Episode four, series four of this Māori artists’ profile series, tracks eminent photographer Fiona Pardington. In this extract Pardington works with her brother Neil, and discusses her life path: her Māori roots, wanting to be a photographer at age six, art school, and the hard road to making a living as an artist. Describing her medium as one of mood and depth, her search is for a balance of knowledge and wairua. Includes images of her stunning interpretations of cultural taonga, such as specimens of esteemed (and extinct) huia birds, and carved pounamu.

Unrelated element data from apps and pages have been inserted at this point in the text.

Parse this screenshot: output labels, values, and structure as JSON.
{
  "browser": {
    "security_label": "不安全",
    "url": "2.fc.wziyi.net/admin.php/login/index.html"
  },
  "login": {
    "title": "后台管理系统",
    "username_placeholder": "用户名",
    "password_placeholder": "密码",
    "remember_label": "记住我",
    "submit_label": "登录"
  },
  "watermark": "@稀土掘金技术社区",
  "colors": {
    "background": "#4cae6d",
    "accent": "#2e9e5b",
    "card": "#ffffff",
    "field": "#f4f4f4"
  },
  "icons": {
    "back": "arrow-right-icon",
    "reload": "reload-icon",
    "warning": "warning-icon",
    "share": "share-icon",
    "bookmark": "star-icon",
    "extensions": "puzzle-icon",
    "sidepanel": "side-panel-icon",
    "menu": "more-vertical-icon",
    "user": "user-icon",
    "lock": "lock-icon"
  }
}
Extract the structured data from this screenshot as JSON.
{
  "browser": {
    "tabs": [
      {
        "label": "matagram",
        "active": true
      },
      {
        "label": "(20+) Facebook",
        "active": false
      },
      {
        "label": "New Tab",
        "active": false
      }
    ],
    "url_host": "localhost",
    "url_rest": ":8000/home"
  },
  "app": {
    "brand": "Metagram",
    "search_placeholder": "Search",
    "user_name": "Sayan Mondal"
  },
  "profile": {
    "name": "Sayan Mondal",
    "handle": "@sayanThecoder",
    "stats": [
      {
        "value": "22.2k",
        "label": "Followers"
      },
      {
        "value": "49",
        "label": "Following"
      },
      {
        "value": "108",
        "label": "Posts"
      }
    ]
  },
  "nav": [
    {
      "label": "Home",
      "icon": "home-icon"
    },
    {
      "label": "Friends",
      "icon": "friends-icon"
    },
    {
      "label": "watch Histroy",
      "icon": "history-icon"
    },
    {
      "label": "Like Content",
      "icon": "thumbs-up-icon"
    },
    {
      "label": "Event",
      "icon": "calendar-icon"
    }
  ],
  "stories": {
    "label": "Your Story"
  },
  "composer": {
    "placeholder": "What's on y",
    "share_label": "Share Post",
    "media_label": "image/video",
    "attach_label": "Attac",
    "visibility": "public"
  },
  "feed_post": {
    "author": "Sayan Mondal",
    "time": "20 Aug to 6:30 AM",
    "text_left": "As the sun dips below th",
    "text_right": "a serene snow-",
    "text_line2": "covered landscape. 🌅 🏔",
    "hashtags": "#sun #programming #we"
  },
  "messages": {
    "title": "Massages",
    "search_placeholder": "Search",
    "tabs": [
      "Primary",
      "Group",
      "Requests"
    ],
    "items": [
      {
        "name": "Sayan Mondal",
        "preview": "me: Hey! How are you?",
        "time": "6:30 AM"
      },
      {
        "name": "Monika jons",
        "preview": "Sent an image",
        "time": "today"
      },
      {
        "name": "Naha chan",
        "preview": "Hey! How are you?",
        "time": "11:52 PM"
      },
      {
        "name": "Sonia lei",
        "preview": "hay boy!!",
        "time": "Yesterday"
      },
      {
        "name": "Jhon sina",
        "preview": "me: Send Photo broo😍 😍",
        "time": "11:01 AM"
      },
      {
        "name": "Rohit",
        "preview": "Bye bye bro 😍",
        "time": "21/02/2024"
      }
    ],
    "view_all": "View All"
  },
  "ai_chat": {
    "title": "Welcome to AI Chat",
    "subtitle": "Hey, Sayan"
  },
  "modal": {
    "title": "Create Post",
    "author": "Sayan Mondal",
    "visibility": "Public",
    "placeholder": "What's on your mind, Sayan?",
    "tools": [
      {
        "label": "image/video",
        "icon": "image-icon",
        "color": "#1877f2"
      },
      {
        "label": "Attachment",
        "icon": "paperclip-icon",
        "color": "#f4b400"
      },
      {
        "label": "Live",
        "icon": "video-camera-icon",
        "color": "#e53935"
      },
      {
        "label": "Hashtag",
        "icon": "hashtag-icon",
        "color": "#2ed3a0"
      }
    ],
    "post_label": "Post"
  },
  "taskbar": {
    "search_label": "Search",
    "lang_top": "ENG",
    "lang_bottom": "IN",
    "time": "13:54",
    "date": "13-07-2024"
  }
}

Simply I could describe my art as being … it may have many different faces but it's always from the heart. That is something that I think is often lacking, or frowned upon, in contemporary practice. But I've decided since I'm a little bit older that I don't really have time for worrying about what people are thinking about me, I'm much more interested in following the intuitions I have about what's right for the things that I see.– Pardington on her work